NEWS JUST IN! Shoppers Like Special Offers!
Recent reports suggest that Britain’s supermarkets are set to call time on the vast majority of in-store offers such as BOGOFs because customers say they are simply wasting food and drink after being encouraged to buy more than they need.
However, we must remember that whilst shoppers tell you their views with their collective rational minds, we – as a nation of consumers – all buy emotionally and justify rationally. The truth of the matter is that, as shoppers, we like promotions! We like the buzz of getting ‘something for nothing’ or a few quid knocked off the price. Nothing pleases us more than ‘getting one over on the retailer’.
Does anyone remember the J.C. Penney debacle of 2014? They too ditched promotions in favour of ‘Everyday Low Pricing’ (EDLP) and quickly learned that their strategic mistake was to replace sales with lower pricing all round. Their original policy worked well, because it hyped consumer emotions, making them feel astute, but the change of strategy basically stripped shoppers of their sense of achievement after making a saving.
In their defence, J.C. Penney has since reinstated their original pricing strategy, but have so far failed to bring the excitement of a saving back to their customers – offering a valuable lesson to modern marketers: once the buzz has gone, it’s very difficult to revive it.
Psychologically, the message is clear – amongst this current round of replacing multi-buy promotions with regular low prices, let’s not get too carried away.
Here at SBXL (Shopping Behaviour Xplained Ltd), we have been studying the psychology of promotions with human emotions for many years now, and as a result have identified 491 specific psychological rules and behavioural traits that directly relate to the perceived desirability of an added value product in-store.

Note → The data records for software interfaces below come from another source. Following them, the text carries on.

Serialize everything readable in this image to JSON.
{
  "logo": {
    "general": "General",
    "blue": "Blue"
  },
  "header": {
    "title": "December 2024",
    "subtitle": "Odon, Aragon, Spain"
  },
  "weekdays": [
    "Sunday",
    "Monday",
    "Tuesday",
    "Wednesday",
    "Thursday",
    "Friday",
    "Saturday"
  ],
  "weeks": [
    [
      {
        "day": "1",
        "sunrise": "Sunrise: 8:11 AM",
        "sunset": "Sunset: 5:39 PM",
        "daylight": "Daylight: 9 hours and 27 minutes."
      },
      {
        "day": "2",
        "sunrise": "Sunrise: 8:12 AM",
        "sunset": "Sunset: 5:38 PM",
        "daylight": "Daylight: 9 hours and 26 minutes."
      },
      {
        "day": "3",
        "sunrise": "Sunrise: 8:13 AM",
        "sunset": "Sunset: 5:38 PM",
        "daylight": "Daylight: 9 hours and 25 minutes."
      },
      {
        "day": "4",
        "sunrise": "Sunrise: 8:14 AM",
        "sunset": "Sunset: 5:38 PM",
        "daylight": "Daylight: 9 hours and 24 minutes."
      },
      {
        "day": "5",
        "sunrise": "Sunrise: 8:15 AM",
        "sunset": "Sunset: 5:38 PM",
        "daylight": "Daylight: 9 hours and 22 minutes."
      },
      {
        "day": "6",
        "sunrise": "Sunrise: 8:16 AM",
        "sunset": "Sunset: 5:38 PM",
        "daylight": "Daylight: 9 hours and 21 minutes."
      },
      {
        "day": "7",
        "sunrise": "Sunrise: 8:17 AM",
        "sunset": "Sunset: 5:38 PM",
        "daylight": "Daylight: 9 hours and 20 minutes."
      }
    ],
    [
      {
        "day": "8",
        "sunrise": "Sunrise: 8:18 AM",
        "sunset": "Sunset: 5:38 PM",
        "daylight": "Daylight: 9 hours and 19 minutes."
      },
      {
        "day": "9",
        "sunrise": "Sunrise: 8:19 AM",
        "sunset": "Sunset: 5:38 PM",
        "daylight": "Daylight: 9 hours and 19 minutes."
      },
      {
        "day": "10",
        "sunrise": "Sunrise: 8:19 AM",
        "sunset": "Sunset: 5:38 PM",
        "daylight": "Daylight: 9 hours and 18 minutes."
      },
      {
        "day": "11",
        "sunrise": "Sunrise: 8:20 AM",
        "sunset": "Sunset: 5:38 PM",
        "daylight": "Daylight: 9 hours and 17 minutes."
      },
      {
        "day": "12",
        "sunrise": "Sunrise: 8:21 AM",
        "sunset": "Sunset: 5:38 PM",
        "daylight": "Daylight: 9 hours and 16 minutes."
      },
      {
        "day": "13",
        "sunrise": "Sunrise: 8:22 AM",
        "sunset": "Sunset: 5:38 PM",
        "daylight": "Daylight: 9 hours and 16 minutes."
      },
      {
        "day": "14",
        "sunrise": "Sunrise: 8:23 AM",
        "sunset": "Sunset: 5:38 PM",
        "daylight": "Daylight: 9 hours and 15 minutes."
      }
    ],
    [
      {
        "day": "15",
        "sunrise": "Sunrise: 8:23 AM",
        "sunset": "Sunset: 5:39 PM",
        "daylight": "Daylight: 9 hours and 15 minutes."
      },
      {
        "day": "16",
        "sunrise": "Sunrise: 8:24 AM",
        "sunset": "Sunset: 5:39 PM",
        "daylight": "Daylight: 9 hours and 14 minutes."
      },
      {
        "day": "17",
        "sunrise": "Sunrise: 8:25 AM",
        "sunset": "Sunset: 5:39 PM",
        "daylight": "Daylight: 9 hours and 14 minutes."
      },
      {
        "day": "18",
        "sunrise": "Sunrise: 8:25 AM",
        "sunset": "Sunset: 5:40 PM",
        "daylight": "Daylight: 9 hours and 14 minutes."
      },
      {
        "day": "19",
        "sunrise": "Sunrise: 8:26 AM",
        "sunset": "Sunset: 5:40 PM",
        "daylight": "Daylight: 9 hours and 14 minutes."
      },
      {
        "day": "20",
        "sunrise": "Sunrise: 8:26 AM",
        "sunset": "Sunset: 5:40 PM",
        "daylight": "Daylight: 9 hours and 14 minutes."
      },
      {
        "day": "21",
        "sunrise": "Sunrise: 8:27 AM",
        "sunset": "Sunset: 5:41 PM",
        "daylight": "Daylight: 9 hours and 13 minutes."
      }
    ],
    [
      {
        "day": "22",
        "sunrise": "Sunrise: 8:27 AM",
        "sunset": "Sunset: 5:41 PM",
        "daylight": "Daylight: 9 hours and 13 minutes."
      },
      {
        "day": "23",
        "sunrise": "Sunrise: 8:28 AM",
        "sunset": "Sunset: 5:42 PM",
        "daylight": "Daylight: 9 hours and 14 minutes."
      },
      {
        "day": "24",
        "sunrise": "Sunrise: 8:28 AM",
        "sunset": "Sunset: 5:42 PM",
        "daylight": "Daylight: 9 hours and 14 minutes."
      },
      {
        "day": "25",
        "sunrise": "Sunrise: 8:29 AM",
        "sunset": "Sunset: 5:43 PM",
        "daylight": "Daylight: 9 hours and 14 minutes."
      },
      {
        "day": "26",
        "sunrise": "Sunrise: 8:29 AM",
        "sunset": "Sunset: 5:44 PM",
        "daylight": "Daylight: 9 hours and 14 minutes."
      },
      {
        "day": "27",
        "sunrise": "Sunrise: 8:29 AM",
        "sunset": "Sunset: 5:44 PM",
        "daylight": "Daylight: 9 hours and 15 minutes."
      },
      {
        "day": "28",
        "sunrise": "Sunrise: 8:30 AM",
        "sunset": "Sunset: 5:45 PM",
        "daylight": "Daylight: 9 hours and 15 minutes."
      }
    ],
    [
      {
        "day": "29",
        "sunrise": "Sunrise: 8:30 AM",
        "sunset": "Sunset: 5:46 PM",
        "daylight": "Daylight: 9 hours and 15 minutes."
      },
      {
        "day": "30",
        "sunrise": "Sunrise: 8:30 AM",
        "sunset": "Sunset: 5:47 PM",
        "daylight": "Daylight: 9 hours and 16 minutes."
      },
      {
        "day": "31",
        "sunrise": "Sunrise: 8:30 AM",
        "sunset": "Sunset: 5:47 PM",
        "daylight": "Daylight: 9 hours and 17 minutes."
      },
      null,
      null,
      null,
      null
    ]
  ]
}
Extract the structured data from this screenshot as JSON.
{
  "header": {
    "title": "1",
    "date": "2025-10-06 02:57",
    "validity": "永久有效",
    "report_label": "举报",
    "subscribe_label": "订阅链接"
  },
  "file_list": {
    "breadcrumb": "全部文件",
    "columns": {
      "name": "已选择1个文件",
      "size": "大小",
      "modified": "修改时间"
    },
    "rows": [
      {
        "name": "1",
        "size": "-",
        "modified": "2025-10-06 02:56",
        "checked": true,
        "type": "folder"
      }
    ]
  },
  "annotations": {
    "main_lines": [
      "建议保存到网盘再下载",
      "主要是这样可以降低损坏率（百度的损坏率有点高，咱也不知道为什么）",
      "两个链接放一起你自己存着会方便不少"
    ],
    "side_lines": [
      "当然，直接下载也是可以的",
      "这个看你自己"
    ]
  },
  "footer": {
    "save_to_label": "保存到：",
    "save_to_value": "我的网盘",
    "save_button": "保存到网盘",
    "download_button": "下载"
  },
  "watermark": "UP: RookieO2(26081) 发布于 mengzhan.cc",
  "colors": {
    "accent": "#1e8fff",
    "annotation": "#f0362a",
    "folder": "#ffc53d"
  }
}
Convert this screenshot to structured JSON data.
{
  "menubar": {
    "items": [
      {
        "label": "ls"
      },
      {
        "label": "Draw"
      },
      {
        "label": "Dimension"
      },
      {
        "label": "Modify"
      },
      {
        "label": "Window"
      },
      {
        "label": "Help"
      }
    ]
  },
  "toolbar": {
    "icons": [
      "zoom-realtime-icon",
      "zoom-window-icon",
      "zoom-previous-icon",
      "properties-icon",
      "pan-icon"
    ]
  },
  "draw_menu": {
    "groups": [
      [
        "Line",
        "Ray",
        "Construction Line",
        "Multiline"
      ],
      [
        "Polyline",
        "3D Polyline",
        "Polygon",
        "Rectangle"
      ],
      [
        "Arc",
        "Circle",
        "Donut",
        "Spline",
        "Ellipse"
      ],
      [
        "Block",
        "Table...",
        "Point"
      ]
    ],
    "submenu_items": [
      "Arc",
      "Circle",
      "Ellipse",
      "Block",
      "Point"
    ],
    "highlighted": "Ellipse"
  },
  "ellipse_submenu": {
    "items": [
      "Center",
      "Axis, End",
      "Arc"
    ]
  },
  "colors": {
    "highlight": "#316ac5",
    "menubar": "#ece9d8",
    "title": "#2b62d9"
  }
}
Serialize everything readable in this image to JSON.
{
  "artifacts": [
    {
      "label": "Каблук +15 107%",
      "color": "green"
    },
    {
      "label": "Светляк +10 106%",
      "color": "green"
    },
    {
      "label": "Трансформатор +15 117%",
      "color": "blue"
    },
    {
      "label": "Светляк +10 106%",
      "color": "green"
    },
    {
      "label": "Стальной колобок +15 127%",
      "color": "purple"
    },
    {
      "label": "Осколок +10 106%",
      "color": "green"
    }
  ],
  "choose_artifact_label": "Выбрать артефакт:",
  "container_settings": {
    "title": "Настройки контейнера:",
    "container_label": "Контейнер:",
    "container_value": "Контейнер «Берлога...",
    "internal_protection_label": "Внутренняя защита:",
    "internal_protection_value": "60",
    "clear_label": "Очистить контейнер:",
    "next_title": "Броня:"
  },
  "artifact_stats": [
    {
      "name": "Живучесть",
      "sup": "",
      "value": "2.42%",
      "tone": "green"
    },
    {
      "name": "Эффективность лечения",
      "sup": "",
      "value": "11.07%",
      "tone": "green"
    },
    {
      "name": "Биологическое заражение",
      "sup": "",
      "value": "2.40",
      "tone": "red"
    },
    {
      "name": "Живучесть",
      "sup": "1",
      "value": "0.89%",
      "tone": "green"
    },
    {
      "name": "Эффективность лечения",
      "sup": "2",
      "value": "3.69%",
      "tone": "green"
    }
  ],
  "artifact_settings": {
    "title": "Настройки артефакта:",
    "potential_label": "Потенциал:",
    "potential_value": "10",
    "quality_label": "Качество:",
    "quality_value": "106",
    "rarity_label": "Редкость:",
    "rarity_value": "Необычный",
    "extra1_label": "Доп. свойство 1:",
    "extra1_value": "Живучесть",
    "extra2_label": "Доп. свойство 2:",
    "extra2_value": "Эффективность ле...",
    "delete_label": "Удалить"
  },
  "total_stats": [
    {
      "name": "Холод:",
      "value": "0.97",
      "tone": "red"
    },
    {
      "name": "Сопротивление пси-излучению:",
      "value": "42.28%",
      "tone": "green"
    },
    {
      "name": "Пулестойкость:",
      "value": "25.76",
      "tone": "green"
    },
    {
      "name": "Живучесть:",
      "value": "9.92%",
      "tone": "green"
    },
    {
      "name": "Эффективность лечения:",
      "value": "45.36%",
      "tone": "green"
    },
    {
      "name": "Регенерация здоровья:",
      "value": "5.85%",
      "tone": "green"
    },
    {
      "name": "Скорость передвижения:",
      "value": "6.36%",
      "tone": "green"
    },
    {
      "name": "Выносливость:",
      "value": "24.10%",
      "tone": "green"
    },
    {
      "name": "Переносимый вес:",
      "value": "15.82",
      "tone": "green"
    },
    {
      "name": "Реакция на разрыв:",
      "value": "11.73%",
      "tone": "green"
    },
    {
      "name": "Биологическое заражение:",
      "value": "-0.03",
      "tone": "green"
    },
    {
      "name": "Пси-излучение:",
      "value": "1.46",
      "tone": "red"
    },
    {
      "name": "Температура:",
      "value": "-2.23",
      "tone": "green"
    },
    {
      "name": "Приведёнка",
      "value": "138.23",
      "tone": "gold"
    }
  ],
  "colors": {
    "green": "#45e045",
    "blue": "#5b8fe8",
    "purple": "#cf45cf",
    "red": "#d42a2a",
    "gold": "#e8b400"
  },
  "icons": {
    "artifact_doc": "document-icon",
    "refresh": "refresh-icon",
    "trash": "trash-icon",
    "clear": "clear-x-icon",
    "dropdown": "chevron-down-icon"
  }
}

The key to successful added value offers (in terms of maintaining transparency with shoppers and not misleading them – whilst giving them a sense of reward) is to fully understand how they mentally respond to offers in-store.
Unfortunately, you can’t do that by asking them!
Most promotional influence takes place in our working memory, which retains information for a maximum of just 18 seconds. Either that or special offers impact on the mental reward centres that operate below conscious awareness.
In summary, when it comes to special offers and in-store promotions, study actual behaviour rather than paying attention to any claims that are made. Instead of scrapping all the offers, we should instead be working towards better in-store promotion. Something that not only provides added value for shoppers, but is also fair and ethical as far as the Competition and Markets Authority (CMA) is concerned.
I am Phillip Adcock, Managing Director of Shopping Behaviour Xplained Ltd and one of the worlds leading authorities on shoppers and shopping. Add the shopper to your range planning, category management and other retail strategies by utilising my knowledge. Get in touch today by calling SBXL on 08707 66 99 74 or contact us via our website.